Last week was the start of the 6th annual Migrant Trail Walk coordinated by Coalicion de Derechos Humanos based in Tucson, AZ. They state, “The walk is not intended to simulate the experience migrants face as they cross the gauntlet of death. Walkers are accompanied by support vehicles, unlimited food and water, and medical attention: things that the migrants themselves desperately lack. However by walking 75 miles in the hot summer sun we try to make a small contribution that will some day lead to change on the border. No one should be forced to risk their life in order to provide for their family.”
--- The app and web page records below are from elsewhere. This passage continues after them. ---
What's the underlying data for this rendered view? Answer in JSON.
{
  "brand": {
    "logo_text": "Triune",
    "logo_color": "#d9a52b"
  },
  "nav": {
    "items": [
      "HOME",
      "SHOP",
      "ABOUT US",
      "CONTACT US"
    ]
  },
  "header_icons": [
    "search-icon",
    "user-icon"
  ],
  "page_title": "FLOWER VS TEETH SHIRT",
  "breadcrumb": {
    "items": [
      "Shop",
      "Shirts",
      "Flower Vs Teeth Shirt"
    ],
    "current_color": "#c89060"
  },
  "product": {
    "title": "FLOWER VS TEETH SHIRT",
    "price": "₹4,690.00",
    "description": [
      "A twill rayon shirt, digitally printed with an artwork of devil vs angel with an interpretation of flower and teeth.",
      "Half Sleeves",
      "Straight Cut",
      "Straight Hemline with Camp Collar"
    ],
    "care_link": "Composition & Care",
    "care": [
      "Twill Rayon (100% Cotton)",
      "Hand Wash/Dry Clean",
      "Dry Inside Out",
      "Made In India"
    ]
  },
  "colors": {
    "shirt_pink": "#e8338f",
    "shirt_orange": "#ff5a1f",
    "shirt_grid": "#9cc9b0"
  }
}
I walked part of the time and served as a logistics driver for the rest of the time to enable others to receive the support they needed to complete the arduous task. When I was driving, Mel, another driver/walker had me play a song over and over again on Kat’s cd player in the Isuzu Rodeo I drove. On it was a song written by Jake _____, a participant walker several years before on the Migrant Trail. He wrote a very moving song, Desconocida (the term used for “unknown [female]”) and it framed and contextualized the week for me. As best as I could transcribe the lyrics:


Are you wearing your favorite dress?
Is it woven with wedding thread?
When you look over your shoulder
Does it cry colors?

Does your hair fall over your eyes?
Does it seem so to a dragonfly?
They know the way they lose themselves
In the breeze

No one heard the sound of our body
On a grain of sand
Or the Creator had your name engraved
On the palm of His hand.

Do you dance ‘til the sun wakes up?
Slightly moving through the windows of your love
How you barely weave your finger-
Prints on the sill?

Do you gaze into a jealous moon?
With the stellar of old surround your youth?
And when you are leaving
Do they ask you to stay?

No one heard the sound of our body
On a grain of sand
Or the Creator had your name engraved
On the palm of His hand.

Oh, oh, oh …
Are you breathing the freshest air?
Does your garden grow
With every prayer?
I feel the bees
They hum their sweet pollen.

Have you the arms of a loving man?
Do you own the lines upon his hands?
Your family, does he build the table strong?

When no one heard the sound of our body
On a grain of sand
Or the Creator had your name spelled out
On the palm of His hands.
Oh, no one heard the song
Of you dying on the desert floor
But now you’ve got your favorite dress
Oh put on your favorite dress
Put on your favorite dress

‘Cause you don’t have to hurt anymore ….